fighting is a foolish waste of blood and time and money, especially money, and before long fighting will be abandoned, because when men once are thoroughly convinced that a thing is foolish, or that it costs more than it comes to, they stop doing it. The few men who are now in favor of war are practical men who believe that war conduces in some way to national prosperity or helps trade. They would like to see things torn down, if they could have the opportunity of building them up. The theorists, the philosophers, are all opposed to war; they know it does a great deal more harm than good.
War, then, which has so long been the chief form of protection adopted by nations, is doomed. Men began some time ago, when peaceful communities were fully established, to see that it was doomed; but the old idea of protection, growing out of the distrust of humanity for humanity, had its hold upon them, and they set themselves at work to devise some new method of protection which would meet the new conditions and not destroy what we may call the industrial type of society. The practical men of the day put their heads together and said that the chief thing now was trade, and that they must not permit any rivalry in trade. The enemies of their special community were no longer the men who were better armed or better fortified; the enemies of their community were the men who could make things they could not make, or supply things they could make at a lower price.
"Let us," they said, "keep trade to ourselves. Let us make everything we want, be sufficient to ourselves, and be independent of the rest of mankind. In that way we shall grow rich and prosperous, and the rest of mankind may supply its wants the best it can."

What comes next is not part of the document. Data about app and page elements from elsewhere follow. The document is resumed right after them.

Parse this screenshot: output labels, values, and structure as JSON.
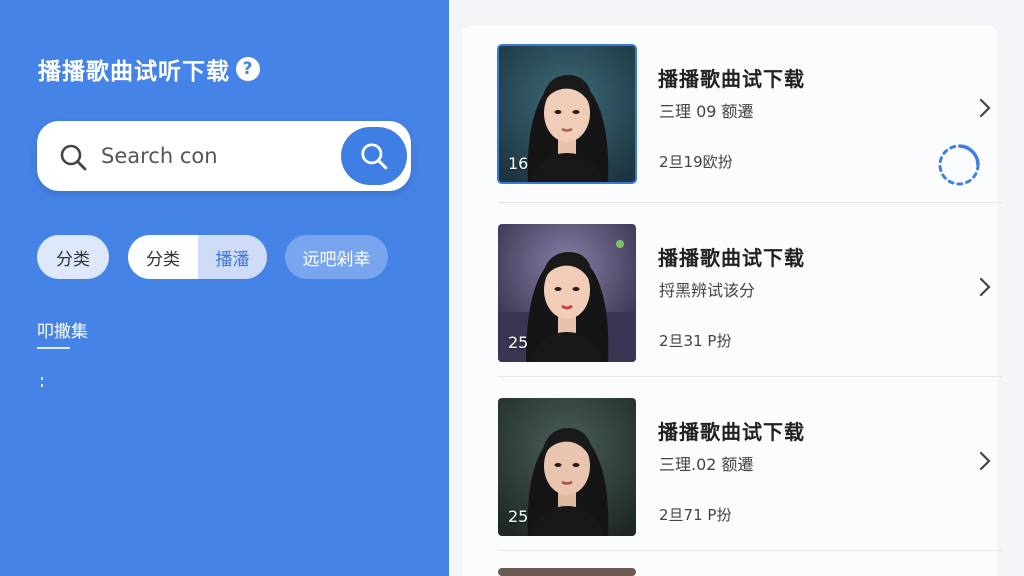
{
  "app": {
    "title": "播播歌曲试听下载",
    "help_label": "?"
  },
  "search": {
    "placeholder": "Search con"
  },
  "chips": {
    "chip1": "分类",
    "chip2_a": "分类",
    "chip2_b": "播潘",
    "chip3": "远吧剁幸"
  },
  "section": {
    "title": "叩撒集"
  },
  "songs": [
    {
      "title": "播播歌曲试下载",
      "sub": "三理 09 额遷",
      "time": "2旦19欧扮",
      "thumb_num": "16"
    },
    {
      "title": "播播歌曲试下载",
      "sub": "捋黑辨试该分",
      "time": "2旦31 P扮",
      "thumb_num": "25"
    },
    {
      "title": "播播歌曲试下载",
      "sub": "三理.02 额遷",
      "time": "2旦71 P扮",
      "thumb_num": "25"
    }
  ],
  "colors": {
    "accent": "#4583e6",
    "button": "#3f7fe3",
    "background": "#f3f5f8"
  },
  "icons": {
    "help": "question-circle-icon",
    "search": "magnifier-icon",
    "next": "chevron-right-icon",
    "loading": "spinner-icon"
  }
}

How were they to do this? The days of war were going by. They could not establish guards and shoot every one of their fellow-citizens who bought anything of a foreigner, or shoot every foreigner who brought goods to sell within their borders. They could not do this, because it would be ruinous and expensive, but they could fine every person who engaged in trade with any person outside their own nation, and this they proceeded to do. They established a new form of protection, and called it very properly a protective tariff. The word tariff comes, so some philologists tell us, from Tarifa, a town in Spain at the entrance of the Strait of Gibraltar, where passing vessels were detained by force and obliged to pay tribute to the inhabitants. The citizens of Tarifa were the first of the modern protectionists. When we speak of protection nowadays, we mean a system of tribute imposed upon a whole nation by a certain small but powerful class of its practical men. The system is so devised that it takes money out of the pockets of the people and puts it into the pockets of the practical